# PI Controller or Type 2 compensator using SIMetrix/SIMPLIS

I have PI controller build around one OPAM (link:https://www.researchgate.net/figure/Schematic-diagram-for-PI-controller-using-operational-amplifier_fig2_338104251) and I want to simulate it in SIMetrix/SIMPLIS simulator.Knowing that SIMPLIS simulator does not need an average model for AC simulation, the circuit is redrawn as follows:

I have used an error amplifier with 100k open loop gain, V3 (AC Source) as a perturbation signal that is need by SIMPLIS for AC analysis and the DC point of my system is expected to be 2.5v

When I simulate the circuit, I expect the bode plot to be shaped as of that of PI controller as given bellow:

But what I got is totally different, whiche means that my simulation model is incorrect

In the internet I have found a simulation model that uses a different approach:

I am not at the level of evaluating the work of the author, but I think this is a classical approach by using 1k capacitor and 1k inductor, that could work on any SPICE simulator and does not take advantage of SIMPLIS method of simulation.

Could anyone explain to me why my model did not work even though SIMPLIS does not need an average model, and how can I simulate a PI controller around one OPAMP?

• Including a link to the source material that you found would be very helpful (a Google search of "automated type 2 calculations with simplis" didn't immediately reveal your reference material.) It appears to me in the internet simulation that E1 / LOL / COL comprise a plant (maybe a PWM switch block, or something similar) which produces an voltage based on the error voltage.
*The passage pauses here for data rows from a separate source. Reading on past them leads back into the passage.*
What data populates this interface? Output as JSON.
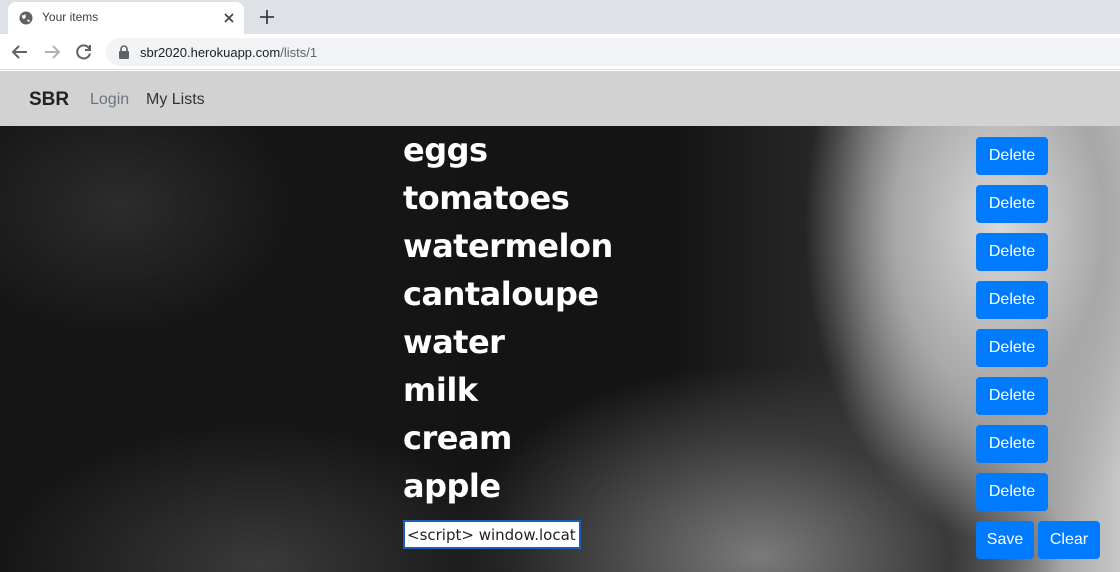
{
  "browser": {
    "tab_title": "Your items",
    "url_host": "sbr2020.herokuapp.com",
    "url_path": "/lists/1"
  },
  "navbar": {
    "brand": "SBR",
    "login": "Login",
    "my_lists": "My Lists"
  },
  "items": [
    {
      "name": "eggs",
      "action": "Delete"
    },
    {
      "name": "tomatoes",
      "action": "Delete"
    },
    {
      "name": "watermelon",
      "action": "Delete"
    },
    {
      "name": "cantaloupe",
      "action": "Delete"
    },
    {
      "name": "water",
      "action": "Delete"
    },
    {
      "name": "milk",
      "action": "Delete"
    },
    {
      "name": "cream",
      "action": "Delete"
    },
    {
      "name": "apple",
      "action": "Delete"
    }
  ],
  "form": {
    "input_value": "<script> window.locatio",
    "save_label": "Save",
    "clear_label": "Clear"
  },
  "colors": {
    "primary": "#007bff",
    "navbar_bg": "#d2d2d2"
  }
}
In your model you're just feeding the output of the error amplifier back into itself - there's no plant - so it's not an apples-to-apples comparison. Commented May 1, 2023 at 18:29
• @AdamLawrence, E1/LOL/COL, creates the operating DC operating point with a reference voltage of 2.5v, and in my case, I have used Vdc=2.5 to create my DC operating point! Commented May 1, 2023 at 18:34
• The issue is always the same: the dc operating point of the op-amp. In your approach, what makes sure the output of X1 is within its linear region? Nothing and you would have to tweak at the µV level the 2.5-V source in series with the ac source for that purpose. Quite tedious particularly if the op-amp has a large open-loop gain as it will quickly rail up or down, what you don't want. In my approach, the LOL/COL is the simplest and fastest way to stabilize the op-amp output at an arbitrary 2.5-V level. Commented May 1, 2023 at 20:04
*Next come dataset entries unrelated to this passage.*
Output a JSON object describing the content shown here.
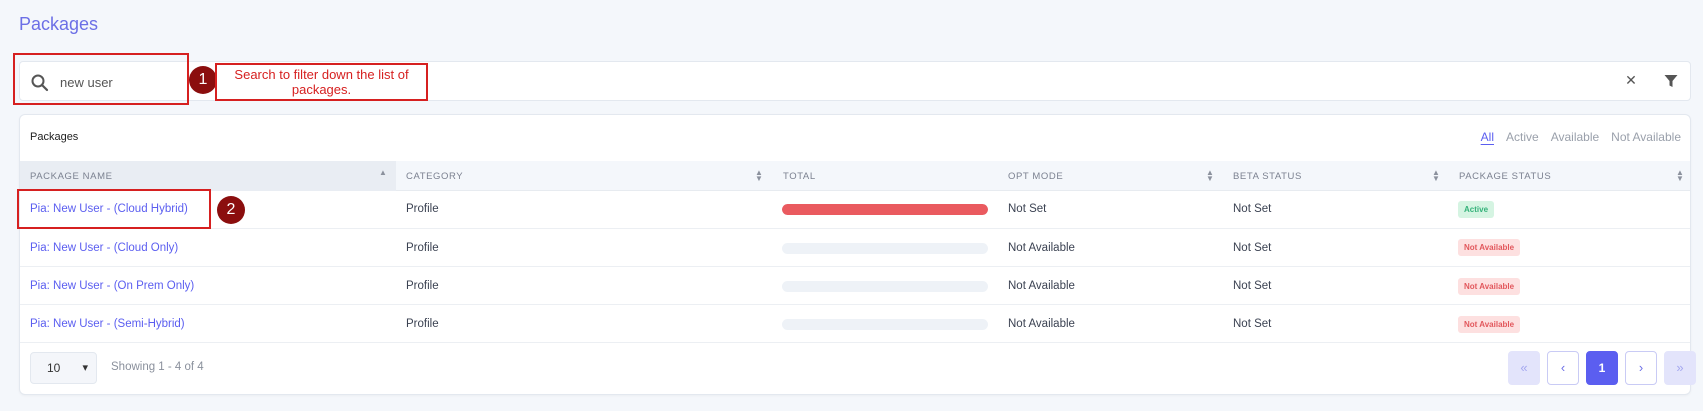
{
  "page": {
    "title": "Packages"
  },
  "search": {
    "value": "new user",
    "placeholder": ""
  },
  "callouts": [
    {
      "number": "1",
      "text": "Search to filter down the list of packages."
    },
    {
      "number": "2"
    }
  ],
  "card": {
    "title": "Packages",
    "filters": [
      {
        "label": "All",
        "active": true
      },
      {
        "label": "Active",
        "active": false
      },
      {
        "label": "Available",
        "active": false
      },
      {
        "label": "Not Available",
        "active": false
      }
    ]
  },
  "table": {
    "columns": [
      "PACKAGE NAME",
      "CATEGORY",
      "TOTAL",
      "OPT MODE",
      "BETA STATUS",
      "PACKAGE STATUS"
    ],
    "rows": [
      {
        "name": "Pia: New User - (Cloud Hybrid)",
        "category": "Profile",
        "total": 1.0,
        "opt_mode": "Not Set",
        "beta_status": "Not Set",
        "package_status": "Active"
      },
      {
        "name": "Pia: New User - (Cloud Only)",
        "category": "Profile",
        "total": 0.0,
        "opt_mode": "Not Available",
        "beta_status": "Not Set",
        "package_status": "Not Available"
      },
      {
        "name": "Pia: New User - (On Prem Only)",
        "category": "Profile",
        "total": 0.0,
        "opt_mode": "Not Available",
        "beta_status": "Not Set",
        "package_status": "Not Available"
      },
      {
        "name": "Pia: New User - (Semi-Hybrid)",
        "category": "Profile",
        "total": 0.0,
        "opt_mode": "Not Available",
        "beta_status": "Not Set",
        "package_status": "Not Available"
      }
    ]
  },
  "footer": {
    "per_page": "10",
    "showing": "Showing 1 - 4 of 4",
    "pager": {
      "first": "«",
      "prev": "‹",
      "current": "1",
      "next": "›",
      "last": "»"
    }
  },
  "icons": {
    "search": "search-icon",
    "clear": "close-icon",
    "filter": "filter-icon"
  },
  "colors": {
    "accent": "#5b5ef0",
    "bar_fill": "#ea5a5f",
    "callout": "#d62020",
    "badge_active_bg": "#d5f4e2",
    "badge_na_bg": "#fde0e0"
  }
}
The cited automated type 2 compensator in SIMPLIS is part of the ready-made templates you can freely download from my web page. As with any op-amp-based circuit, you need to make sure the device operates in its linear range, away from ground and the supply rail. Here, as the maximum output of the op-amp model is 5 V, I force its output to be around 2.5 V via the extra E1 component.

It is an old SPICE trick to auto-bias an averaged model regardless of the operating conditions. When SPICE starts simulating, whether this is an ac or transient exercise, a bias point needs to be determined. By doing so, SPICE opens all the capacitors and short circuits all inductors. In the given circuit, LOL is shorted and the solver determines the exact bias to apply at $$\R_{upper}\$$ for having the op-amp output set to 2.5 V roughly (the 100 gain is weak so don't expect a precise output but the exact value is irrelevant here as long as the op-amp does not rail up or down). Then, when the ac simulation starts, capacitor COL injects the ac and, together with LOL, form a low-pass filter which blocks any modulation from E1 and effectively opens the loop in ac.
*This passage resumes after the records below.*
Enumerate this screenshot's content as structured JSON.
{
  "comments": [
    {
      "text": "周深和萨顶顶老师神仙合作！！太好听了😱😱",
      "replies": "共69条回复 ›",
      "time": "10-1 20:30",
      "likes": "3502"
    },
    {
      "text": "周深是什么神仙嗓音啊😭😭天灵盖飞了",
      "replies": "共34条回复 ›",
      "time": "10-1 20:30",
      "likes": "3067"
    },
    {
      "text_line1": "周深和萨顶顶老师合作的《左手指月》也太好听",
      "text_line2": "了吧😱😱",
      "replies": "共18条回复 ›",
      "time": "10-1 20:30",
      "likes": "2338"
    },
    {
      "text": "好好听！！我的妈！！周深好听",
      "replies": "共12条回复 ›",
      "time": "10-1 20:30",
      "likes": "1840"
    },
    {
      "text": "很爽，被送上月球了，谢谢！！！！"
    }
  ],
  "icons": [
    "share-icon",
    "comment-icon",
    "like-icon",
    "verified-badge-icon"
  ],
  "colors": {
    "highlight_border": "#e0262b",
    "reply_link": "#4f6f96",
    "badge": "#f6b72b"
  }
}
Why is this useful? Because if your error circuit uses an op-amp featuring a 90-dB open-loop gain, to force its output to be between 1-3 V, you will have to tweak the input dc bias at the µV level which is extremely tedious. With the proposed circuit, it is done immediately in one shot.

Of course, as shown below, you could get rid of the COL/LOL network and insert the ac source in series, nothing mysterious here but you still need the auto-bias circuit:

As with any simulation, particularly ac, always check the dc operating point before considering the simulated data. Here it is 2.6 V as expected and the ac response is what we want.

If you want the PI response, disable $$\C_2\$$ and push the op-amp low-frequency pole to 30 MHz or so (infinite bandwidth) and you will see the response you want:

Make sure the Bode box receives the output from the op-amp as the phase margin should be -270° or 90° at dc (the op-amp reverses by -180° and the pole at the origin adds another 90° lag).